» Goal of the exercise
Give the number of lines in the records below that include "Книги". Reply with that number alone.

» Records for this exercise
----
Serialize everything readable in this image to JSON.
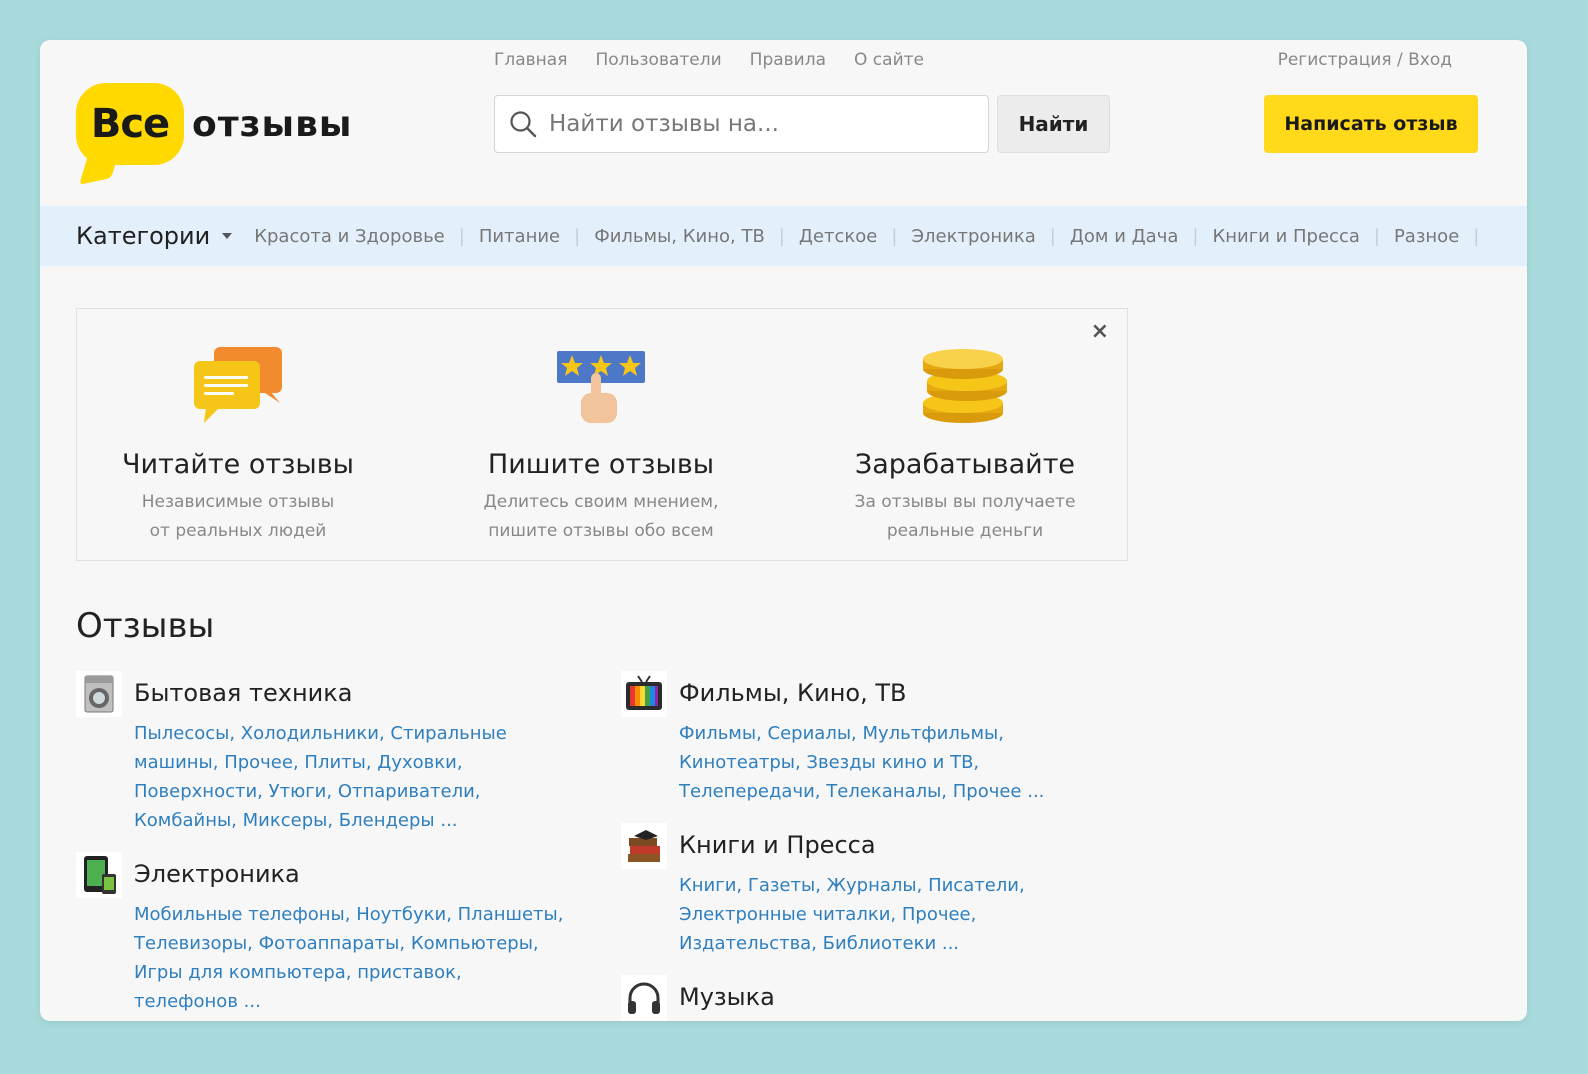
{
  "header": {
    "logo_word1": "Все",
    "logo_word2": "отзывы",
    "nav": [
      "Главная",
      "Пользователи",
      "Правила",
      "О сайте"
    ],
    "auth": "Регистрация / Вход",
    "search_placeholder": "Найти отзывы на...",
    "search_button": "Найти",
    "write_button": "Написать отзыв"
  },
  "categories_bar": {
    "label": "Категории",
    "items": [
      "Красота и Здоровье",
      "Питание",
      "Фильмы, Кино, ТВ",
      "Детское",
      "Электроника",
      "Дом и Дача",
      "Книги и Пресса",
      "Разное"
    ]
  },
  "promo": {
    "close": "×",
    "columns": [
      {
        "title": "Читайте отзывы",
        "line1": "Независимые отзывы",
        "line2": "от реальных людей",
        "icon": "chat-bubbles-icon"
      },
      {
        "title": "Пишите отзывы",
        "line1": "Делитесь своим мнением,",
        "line2": "пишите отзывы обо всем",
        "icon": "rating-stars-icon"
      },
      {
        "title": "Зарабатывайте",
        "line1": "За отзывы вы получаете",
        "line2": "реальные деньги",
        "icon": "coins-icon"
      }
    ]
  },
  "reviews": {
    "title": "Отзывы",
    "blocks": [
      {
        "name": "Бытовая техника",
        "icon": "washing-machine-icon",
        "lines": [
          "Пылесосы, Холодильники, Стиральные",
          "машины, Прочее, Плиты, Духовки,",
          "Поверхности, Утюги, Отпариватели,",
          "Комбайны, Миксеры, Блендеры ..."
        ]
      },
      {
        "name": "Электроника",
        "icon": "phone-tablet-icon",
        "lines": [
          "Мобильные телефоны, Ноутбуки, Планшеты,",
          "Телевизоры, Фотоаппараты, Компьютеры,",
          "Игры для компьютера, приставок,",
          "телефонов ..."
        ]
      },
      {
        "name": "Фильмы, Кино, ТВ",
        "icon": "tv-icon",
        "lines": [
          "Фильмы, Сериалы, Мультфильмы,",
          "Кинотеатры, Звезды кино и ТВ,",
          "Телепередачи, Телеканалы, Прочее ..."
        ]
      },
      {
        "name": "Книги и Пресса",
        "icon": "books-icon",
        "lines": [
          "Книги, Газеты, Журналы, Писатели,",
          "Электронные читалки, Прочее,",
          "Издательства, Библиотеки ..."
        ]
      },
      {
        "name": "Музыка",
        "icon": "headphones-icon",
        "lines": []
      }
    ]
  },
  "colors": {
    "accent": "#ffd91a",
    "link": "#2f7fbf",
    "background": "#a8dadc",
    "catbar": "#e3f0fb"
  }
}
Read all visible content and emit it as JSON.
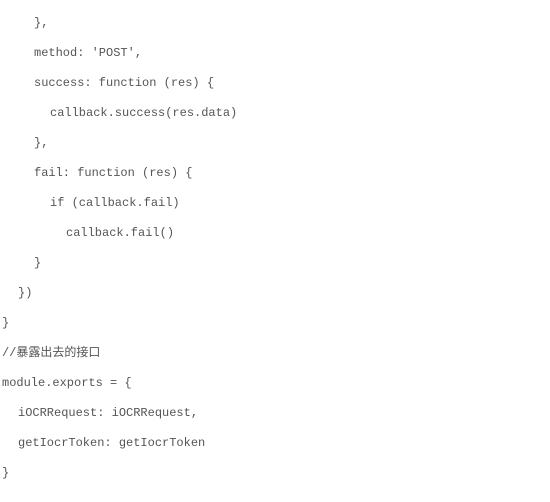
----
» Your response
3